___ Material shown
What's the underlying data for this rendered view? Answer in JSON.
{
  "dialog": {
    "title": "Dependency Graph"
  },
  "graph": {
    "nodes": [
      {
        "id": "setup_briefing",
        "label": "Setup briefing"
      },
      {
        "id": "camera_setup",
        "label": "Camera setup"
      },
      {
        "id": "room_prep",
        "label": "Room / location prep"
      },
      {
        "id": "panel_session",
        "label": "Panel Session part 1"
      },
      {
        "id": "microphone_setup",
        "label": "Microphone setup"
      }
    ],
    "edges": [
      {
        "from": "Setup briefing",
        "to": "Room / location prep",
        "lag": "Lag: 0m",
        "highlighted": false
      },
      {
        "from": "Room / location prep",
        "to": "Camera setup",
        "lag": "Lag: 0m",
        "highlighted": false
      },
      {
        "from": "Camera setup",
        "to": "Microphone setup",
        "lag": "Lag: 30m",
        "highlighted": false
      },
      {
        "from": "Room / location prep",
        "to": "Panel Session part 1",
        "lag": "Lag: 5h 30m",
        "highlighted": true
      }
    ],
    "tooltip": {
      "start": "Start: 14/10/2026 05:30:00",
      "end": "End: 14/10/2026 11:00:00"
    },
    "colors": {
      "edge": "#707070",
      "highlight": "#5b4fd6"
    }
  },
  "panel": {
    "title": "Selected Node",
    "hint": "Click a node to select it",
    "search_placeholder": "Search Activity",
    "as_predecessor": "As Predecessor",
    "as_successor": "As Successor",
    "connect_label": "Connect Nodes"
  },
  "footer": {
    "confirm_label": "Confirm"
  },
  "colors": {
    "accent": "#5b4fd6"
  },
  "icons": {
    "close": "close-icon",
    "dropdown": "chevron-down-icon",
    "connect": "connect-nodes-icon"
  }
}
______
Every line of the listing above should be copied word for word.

* Solution to the problem
What's the underlying data for this rendered view? Answer in JSON.
{
  "dialog": {
    "title": "Dependency Graph"
  },
  "graph": {
    "nodes": [
      {
        "id": "setup_briefing",
        "label": "Setup briefing"
      },
      {
        "id": "camera_setup",
        "label": "Camera setup"
      },
      {
        "id": "room_prep",
        "label": "Room / location prep"
      },
      {
        "id": "panel_session",
        "label": "Panel Session part 1"
      },
      {
        "id": "microphone_setup",
        "label": "Microphone setup"
      }
    ],
    "edges": [
      {
        "from": "Setup briefing",
        "to": "Room / location prep",
        "lag": "Lag: 0m",
        "highlighted": false
      },
      {
        "from": "Room / location prep",
        "to": "Camera setup",
        "lag": "Lag: 0m",
        "highlighted": false
      },
      {
        "from": "Camera setup",
        "to": "Microphone setup",
        "lag": "Lag: 30m",
        "highlighted": false
      },
      {
        "from": "Room / location prep",
        "to": "Panel Session part 1",
        "lag": "Lag: 5h 30m",
        "highlighted": true
      }
    ],
    "tooltip": {
      "start": "Start: 14/10/2026 05:30:00",
      "end": "End: 14/10/2026 11:00:00"
    },
    "colors": {
      "edge": "#707070",
      "highlight": "#5b4fd6"
    }
  },
  "panel": {
    "title": "Selected Node",
    "hint": "Click a node to select it",
    "search_placeholder": "Search Activity",
    "as_predecessor": "As Predecessor",
    "as_successor": "As Successor",
    "connect_label": "Connect Nodes"
  },
  "footer": {
    "confirm_label": "Confirm"
  },
  "colors": {
    "accent": "#5b4fd6"
  },
  "icons": {
    "close": "close-icon",
    "dropdown": "chevron-down-icon",
    "connect": "connect-nodes-icon"
  }
}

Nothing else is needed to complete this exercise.